Concordia University

http://www.concordia.ca/content/shared/en/news/main/stories/2020/02/05/got-a-great-idea-for-a-social-or-environmental-research-initiative.html

Got a great idea for a social or environmental research initiative?

Concordia students who apply by March 22 can get up to $1,500
February 5, 2020
|
By Rebecca Black

Sebastián Di Poi: “We’re eager to see what sustainability-minded students are working on through their various fields of study.” | Photo by Elizabeth Explores on Unsplash Sebastián Di Poi: “We’re eager to see what sustainability-minded students are working on.” | Pic: Elizabeth Explores

What do you think would make Concordia more socially or environmentally sustainable?

If you’re doing research or coursework on these themes and believe it could have an impact on the university, you're eligible to apply for a Sustainability Research Award.

The initiative is a partnership between the Sustainability Action Fund (SAF), the Faculty of Arts and Science and the Faculty of Fine Arts. Successful undergraduate recipients receive a scholarship of $800. For graduate students, the amount is $1,500. The application period opens February 18 and the deadline to apply is March 22.

“This is our third year offering these awards and we’re eager to see what sustainability-minded students are working on through their various fields of study,” says Sebastián Di Poi, SAF executive director.

“When we receive the applications, it’s always intriguing to see how students in different faculties and departments are integrating sustainability into their research.”

How to apply

To be considered for the awards, students must complete an application which describes their research topic.

“The recipients are selected based on the innovation and critical thinking of their proposed research, the potential for their research to advance sustainability at Concordia and the clarity of the proposal,” Di Poi explains.

Last year, the 13 selected research projects spanned various themes in sustainability including waste, food systems, social justice, energy, technology and resources.

If the research project tackles lowering Concordia’s greenhouse gas emissions, applicants are eligible for an additional $1,500 of funding from the Éric St-Pierre Sustainability Student Project Fund.

SAF-call-for-proposals-768

mind. heart. mouth.

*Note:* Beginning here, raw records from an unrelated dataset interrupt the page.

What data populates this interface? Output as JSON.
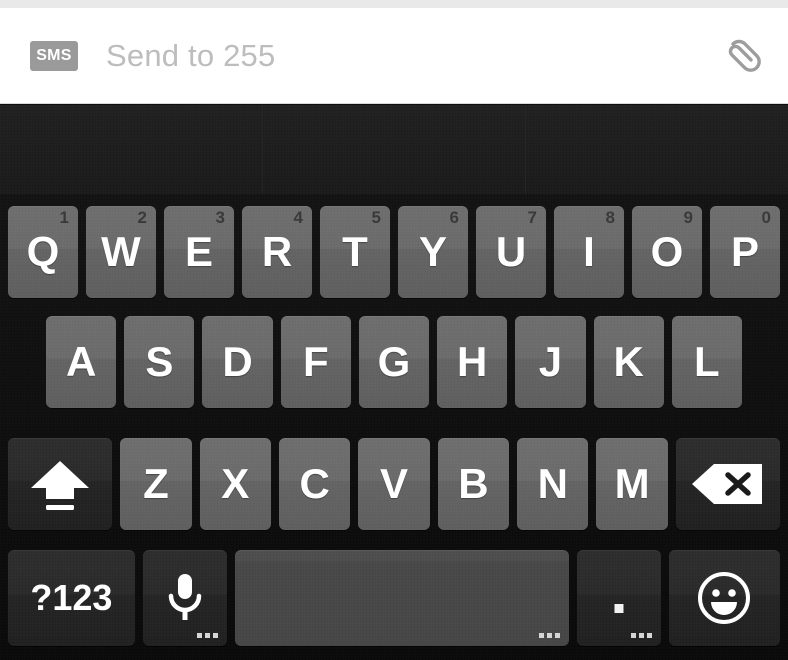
{
  "compose": {
    "badge_label": "SMS",
    "placeholder": "Send to 255",
    "input_value": "",
    "attach_icon": "paperclip-icon",
    "badge_color": "#9a9a9a",
    "placeholder_color": "#bdbdbd",
    "background_color": "#ffffff"
  },
  "suggestions": {
    "cells": [
      "",
      "",
      ""
    ]
  },
  "keyboard": {
    "theme": {
      "background": "#0d0d0d",
      "letter_key_color": "#6a6a6a",
      "function_key_color": "#2a2a2a",
      "spacebar_color": "#474747",
      "glyph_color": "#ffffff",
      "number_hint_color": "#3a3a3a"
    },
    "row1": [
      {
        "label": "Q",
        "num": "1"
      },
      {
        "label": "W",
        "num": "2"
      },
      {
        "label": "E",
        "num": "3"
      },
      {
        "label": "R",
        "num": "4"
      },
      {
        "label": "T",
        "num": "5"
      },
      {
        "label": "Y",
        "num": "6"
      },
      {
        "label": "U",
        "num": "7"
      },
      {
        "label": "I",
        "num": "8"
      },
      {
        "label": "O",
        "num": "9"
      },
      {
        "label": "P",
        "num": "0"
      }
    ],
    "row2": [
      {
        "label": "A"
      },
      {
        "label": "S"
      },
      {
        "label": "D"
      },
      {
        "label": "F"
      },
      {
        "label": "G"
      },
      {
        "label": "H"
      },
      {
        "label": "J"
      },
      {
        "label": "K"
      },
      {
        "label": "L"
      }
    ],
    "row3": {
      "shift": {
        "icon": "shift-arrow-icon",
        "label": ""
      },
      "letters": [
        {
          "label": "Z"
        },
        {
          "label": "X"
        },
        {
          "label": "C"
        },
        {
          "label": "V"
        },
        {
          "label": "B"
        },
        {
          "label": "N"
        },
        {
          "label": "M"
        }
      ],
      "backspace": {
        "icon": "backspace-icon",
        "label": ""
      }
    },
    "row4": {
      "symbols": {
        "label": "?123"
      },
      "mic": {
        "icon": "microphone-icon",
        "label": ""
      },
      "space": {
        "label": ""
      },
      "period": {
        "label": "."
      },
      "emoji": {
        "icon": "smiley-face-icon",
        "label": ""
      }
    }
  }
}
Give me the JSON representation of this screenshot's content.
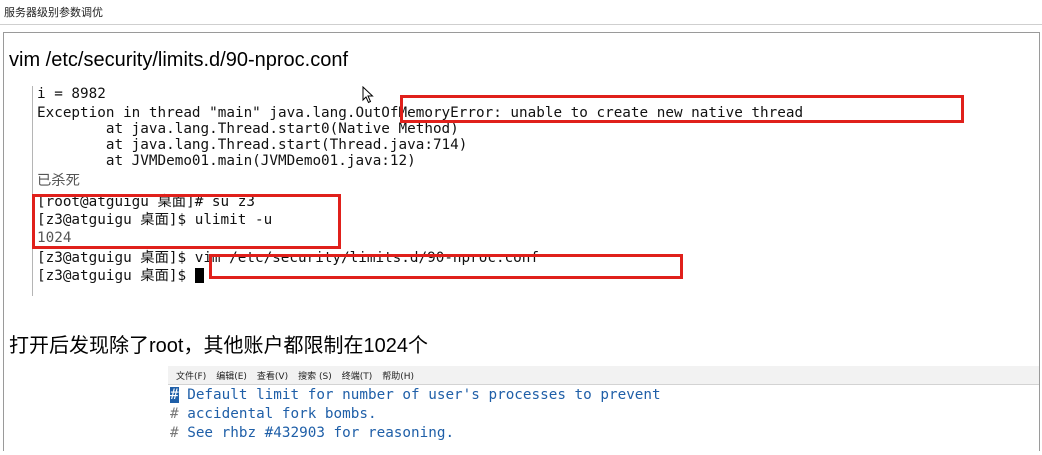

Curious about what kind of projects get selected? Last year, Andrea Tremblay, a media studies graduate student from the Faculty of Arts and Science submitted a project called “mind. heart. mouth.” It explores how gardening and urban agriculture can promote environmental advocacy in students for the long term.

“The research-creation project explores how touching and manipulating soil and edible plants can be used to encourage participants to reflect on their connection with these essential elements and therefore nature,” Tremblay says.

Her research came to fruition last spring when she began using garden space on Loyola Campus. She was also awarded the Éric St-Pierre Sustainability Student Project Fund.

The mind. heart. mouth. gardens were a huge success, providing hands-on learning and knowledge transfer to Concordia students and the larger community.

“This research project was a tangible and sustainable initiative for Concordia,” Di Poi notes.

“Not only was gardening knowledge transferred to students, but the crops were also donated to other on-campus sustainability initiatives, such as the Hive Loyola Free Lunch program. Now that the garden beds are built, the students can keep using this space to learn and contribute to sustainability at Concordia.”

Gender-neutral French

The Sustainability Research Awards also aim to recognize and promote students who are doing socially sustainable research. Last year, Julia Maksymetz, an undergraduate student in the Département d’études françaises, won for her research into the effects of language on gender non-conforming and queer people.

The research looked at gender-neutral French as a way of fostering inclusivity and a means of shifting cultural conceptions of gender among French speakers.

Maksymetz explains why she sees this as an issue of social sustainability.

“Gender-neutral French is a vital step in the creation of greater social visibility and understanding for gender non-conforming, non-binary and queer people living and speaking French at Concordia.”

Her research will be transformed into the publication of a zine with the idea of making it more accessible to the Concordia community.


Think your sustainable idea would be awesome in practice? Apply for Concordia's Sustainability Research Award by March 22!



Back to top Back to top

© Concordia University